Description: Great Blue Hill (635 feet), just south of Boston, is the highest peak in the Blue Hills Reservation and also the highest summit south of Maine that’s near the Atlantic Ocean. In just about two miles round-trip on the moderately challenging Red Dot Trail, hikers can summit Great Blue Hill and visit Eliot Tower and the Blue Hills Observatory. Additionally, the reservation has 125 miles of trails with a range of easy to rugged terrain, so there are plentiful opportunities to add on to your hike.
Add a challenge: Hike the Skyline Trail in the Blue Hills Reservation from end to end. The trail is nine miles from start to finish, and offers a fantastic view of Boston’s skyline.
Wachusett Mountain | Princeton, MA
Miles from Boston: 57
Description: At 2,006 feet, Wachusett Mountain is the highest peak within a reasonable traveling distance from the city. The versatile mountain, with its 3,000-acre reservation, is a great, family-friendly destination with easy hiking, and well-marked trails, plus beautiful forests, meadows, streams, and ponds. The Wachusett Mountain State Reservation Loop Trail is a three-mile hike linking a number of different trails, while the Harrington Trail is one of the longer direct-to-summit trails, and Mountain House Trail is a half-mile steep climb. With 17 miles of trails and northern views of Mount Monadnock, western views of the Berkshires, and eastern views of the Boston skyline, Wachusett Mountain makes for a rewarding day trip.

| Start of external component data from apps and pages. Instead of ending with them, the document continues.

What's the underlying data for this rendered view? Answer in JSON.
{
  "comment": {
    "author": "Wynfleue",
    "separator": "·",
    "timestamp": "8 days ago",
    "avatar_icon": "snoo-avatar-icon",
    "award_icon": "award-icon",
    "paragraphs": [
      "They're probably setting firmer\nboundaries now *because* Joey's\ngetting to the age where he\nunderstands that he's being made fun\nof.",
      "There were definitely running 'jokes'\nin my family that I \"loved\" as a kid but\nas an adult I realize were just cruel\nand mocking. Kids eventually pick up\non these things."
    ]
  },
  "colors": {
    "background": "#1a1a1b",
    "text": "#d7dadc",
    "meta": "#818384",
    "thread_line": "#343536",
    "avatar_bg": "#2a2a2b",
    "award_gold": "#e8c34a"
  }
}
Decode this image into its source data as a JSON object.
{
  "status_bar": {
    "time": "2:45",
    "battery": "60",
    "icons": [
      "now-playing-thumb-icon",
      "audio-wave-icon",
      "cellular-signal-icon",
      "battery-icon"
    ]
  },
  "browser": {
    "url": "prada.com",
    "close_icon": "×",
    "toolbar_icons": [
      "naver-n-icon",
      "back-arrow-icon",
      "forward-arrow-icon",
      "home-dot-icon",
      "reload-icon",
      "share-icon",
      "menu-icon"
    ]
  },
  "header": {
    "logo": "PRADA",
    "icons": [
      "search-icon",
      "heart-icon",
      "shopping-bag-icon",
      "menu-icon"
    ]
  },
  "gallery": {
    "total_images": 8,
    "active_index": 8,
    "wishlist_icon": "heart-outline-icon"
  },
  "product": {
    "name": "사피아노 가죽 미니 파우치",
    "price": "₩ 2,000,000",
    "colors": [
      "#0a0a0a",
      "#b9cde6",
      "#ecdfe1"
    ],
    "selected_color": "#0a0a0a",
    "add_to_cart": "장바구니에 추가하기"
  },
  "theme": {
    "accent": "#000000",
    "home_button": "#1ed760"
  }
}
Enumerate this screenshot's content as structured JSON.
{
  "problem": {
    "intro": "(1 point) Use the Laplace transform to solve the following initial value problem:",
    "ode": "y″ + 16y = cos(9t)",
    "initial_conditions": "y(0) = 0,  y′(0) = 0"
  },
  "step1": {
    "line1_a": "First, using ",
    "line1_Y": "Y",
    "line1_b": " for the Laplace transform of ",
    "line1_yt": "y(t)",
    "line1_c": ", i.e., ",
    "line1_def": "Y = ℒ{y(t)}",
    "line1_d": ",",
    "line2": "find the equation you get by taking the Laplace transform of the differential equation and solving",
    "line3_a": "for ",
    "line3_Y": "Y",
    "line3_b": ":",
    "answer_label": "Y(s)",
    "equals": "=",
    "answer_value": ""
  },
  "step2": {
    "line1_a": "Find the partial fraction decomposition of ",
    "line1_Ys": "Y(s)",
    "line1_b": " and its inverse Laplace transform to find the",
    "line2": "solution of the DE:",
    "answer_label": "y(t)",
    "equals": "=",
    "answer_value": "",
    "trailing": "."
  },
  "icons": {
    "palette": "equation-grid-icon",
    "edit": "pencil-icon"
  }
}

Add a challenge: Explore the 12 miles of trails at the nearby Wachusett Meadow Wildlife Sanctuary and summit 1,312-foot Brown Hill.
Mount Watatic | Ashburnham, MA
Miles from Boston: 57 miles
Description: At the southern end of the Wapack Mountain Range, Mount Watatic is a 1,832-footer just south of the Massachusetts–New Hampshire border. Once a ski resort, the mountain is now a popular hiking destination featuring two bald summits with views north toward the Monadnock Region and south toward the city. Hikers can opt for a roughly two-mile round-trip hike directly to the summit via the Wapack Trail or a four-mile loop hike via the Nutting Hill Trail.
Add a challenge: Tackle a thru-hike. The Wapack Trail is just over 21 miles and runs north-south over six mountains (none above 2,300 feet) from Ashburnham, Massachusetts, to Greenfield, New Hampshire.
Mount Monadnock | Jaffrey, NH
Miles from Boston: 75
Description: The most popular trek up to the 3,165-foot summit of southern New Hampshire’s Mount Monadnock is via the steep 3.8-mile (round-trip) White Dot Trail. Some rocky areas of the trail do require scrambling, but there’s a reason the mountain is one of the most hiked in the world: Hikers are afforded fantastic views from the bald summit. The 5,000-acre state park does have more than 40 miles of hiking trails and multiple ways to tackle the summit, so grab a map and choose your desired length and difficulty.
Add a challenge: Summit another mountain. In neighboring Peterborough, New Hampshire, 2,290-foot Pack Monadnock in Miller State Park is the highest peak in the Wapack Mountain Range and offers views all the way back to Boston.
Where’s your favorite place to do some hiking near Boston? Let us know in the comments!
This post was first published in 2018 and has been updated.